At Bruce Elementary, northeast of downtown Houston, Principal Raquel Sosa-Gonzalez said the neighborhood surrounding the school seemed abandoned leading up to Monday. She had found some of her students at the George R. Brown Convention Center shelter when she went to check shortly after Harvey’s rains stopped, but was unsure how many of the school’s 550 students would be able to make it to school Monday. She expected about 430 to show up and was floored when her attendance count showed 515 students had arrived Monday.
She said many of the students at her school are refugees from African nations – displaced from their homes when they came to Houston, and then displaced again by floods that washed over their fresh starts.
“Just to see the sheer resilience is truly remarkable,” Sosa-Gonzalez said. “Just to see the smiles on their faces and to see them come in the door.”
To the south, at Codwell Elementary, 8-year-old Chardrea Hayes couldn’t stop smiling as she scampered to class. During the two-week delay, Chardrea insisted that her mother, Charlotte, drive by Codwell every night so she could see the HISD campus.
“I’m feeling really excited,” she said. “When they said school would start Monday, I really wanted to go.”
New campuses, for now
At Cy-Fair ISD, young people returned to largely unaffected buildings. Only one campus, Moore Elementary, was temporarily closed for repairs. Those students are attending classes at a vacant Cy-Fair ISD campus about two miles away.
Katy ISD, home to about 75,000 students, had two schools temporarily shuttered due to damage.
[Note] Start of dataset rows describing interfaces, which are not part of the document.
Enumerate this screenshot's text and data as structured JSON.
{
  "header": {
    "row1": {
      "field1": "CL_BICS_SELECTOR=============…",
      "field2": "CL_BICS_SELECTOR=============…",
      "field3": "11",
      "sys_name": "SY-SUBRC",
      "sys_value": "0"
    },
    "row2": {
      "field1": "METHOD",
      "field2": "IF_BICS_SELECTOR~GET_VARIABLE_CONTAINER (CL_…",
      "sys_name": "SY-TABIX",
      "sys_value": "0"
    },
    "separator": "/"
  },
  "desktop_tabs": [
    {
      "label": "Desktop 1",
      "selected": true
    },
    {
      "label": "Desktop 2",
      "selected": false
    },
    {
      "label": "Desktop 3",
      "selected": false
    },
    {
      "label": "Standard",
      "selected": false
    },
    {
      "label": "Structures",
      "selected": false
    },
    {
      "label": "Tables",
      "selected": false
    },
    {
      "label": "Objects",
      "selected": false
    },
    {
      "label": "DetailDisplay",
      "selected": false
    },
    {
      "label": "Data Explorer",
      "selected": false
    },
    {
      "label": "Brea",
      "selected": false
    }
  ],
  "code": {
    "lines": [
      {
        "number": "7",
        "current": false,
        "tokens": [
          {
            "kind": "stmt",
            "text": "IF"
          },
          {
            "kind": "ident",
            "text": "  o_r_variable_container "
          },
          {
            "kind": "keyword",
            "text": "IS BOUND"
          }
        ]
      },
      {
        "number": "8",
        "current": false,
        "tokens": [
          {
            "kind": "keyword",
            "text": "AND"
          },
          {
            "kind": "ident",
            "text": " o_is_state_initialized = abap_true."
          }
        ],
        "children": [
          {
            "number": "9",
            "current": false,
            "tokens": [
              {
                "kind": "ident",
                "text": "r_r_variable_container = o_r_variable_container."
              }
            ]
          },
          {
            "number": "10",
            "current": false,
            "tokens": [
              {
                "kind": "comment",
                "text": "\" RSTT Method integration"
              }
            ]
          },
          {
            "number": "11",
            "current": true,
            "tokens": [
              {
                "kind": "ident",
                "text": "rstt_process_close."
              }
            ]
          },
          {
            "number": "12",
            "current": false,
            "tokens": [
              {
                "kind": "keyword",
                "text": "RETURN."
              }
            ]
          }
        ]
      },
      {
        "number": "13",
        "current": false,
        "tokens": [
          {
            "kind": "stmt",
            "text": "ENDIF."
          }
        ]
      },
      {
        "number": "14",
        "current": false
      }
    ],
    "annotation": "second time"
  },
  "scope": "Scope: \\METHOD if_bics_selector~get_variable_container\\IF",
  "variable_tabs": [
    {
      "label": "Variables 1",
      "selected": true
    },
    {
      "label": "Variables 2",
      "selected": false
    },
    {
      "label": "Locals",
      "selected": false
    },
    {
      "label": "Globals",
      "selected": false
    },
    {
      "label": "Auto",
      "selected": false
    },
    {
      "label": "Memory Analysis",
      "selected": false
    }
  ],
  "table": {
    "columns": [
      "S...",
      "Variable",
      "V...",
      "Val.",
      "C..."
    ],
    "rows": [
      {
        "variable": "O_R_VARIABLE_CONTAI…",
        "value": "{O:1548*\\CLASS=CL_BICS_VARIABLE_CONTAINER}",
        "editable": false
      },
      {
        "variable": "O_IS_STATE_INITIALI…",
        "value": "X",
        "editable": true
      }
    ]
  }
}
Students from Creech Elementary, near the heavily flooded Cinco Ranch neighborhood, traveled a mile up the road to a University of Houston satellite campus building. District officials said the formerly vacant facility will be Creech’s home “for the foreseeable future.” Katy ISD officials said they will be adding portable buildings and playground equipment, making minor modifications as needed.
“We have been working on a tremendously short timeline over the past week, and the university has been extremely flexible in helping us to meet the needs of our students and families,” Katy ISD Superintendent Lance Hindt said.
To the northeast in Katy, issues with the building’s water system sent Bear Creek Elementary students to the district’s newest secondary school, Paetow High, about 12 miles away.
Making a positive start
Though Humble ISD resumed classes last week, students at Summer Creek and Kingwood high schools were scheduled for their first day Monday. The two student bodies will be sharing Summer Creek’s building, alternating morning and afternoon shifts, after Kingwood’s campus sustained damage that could keep it closed all year.
Trey Kraemer, Humble ISD’s assistant superintendent of high schools, said traffic issues caused commutes of 30 to 50 minutes for some Kingwood students. But once the kids arrived, the student bodies mixed seamlessly, he said. Kingwood students were greeted by welcome signs peppered along the route to school, and Summer Creek students received thank-you notes from the new denizens.
“When I greeted (Kingwood) kids coming off the bus, they were very happy that they’ve been able to remain together,” Kraemer said. “I think that cohesiveness of being here with their classmates, being here with their teachers, that’s really important to them.”
Students found teachers and administrators eager to welcome them back at every school. They included Codwell Elementary staffer Demitra Cain, who waited outside the campus Monday with outstretched arms.
“I’ve given out over 200 hugs this morning,” she said. “You don’t know what they’ve all been through. I want to give them something positive when they get here so they have a great start to their day.”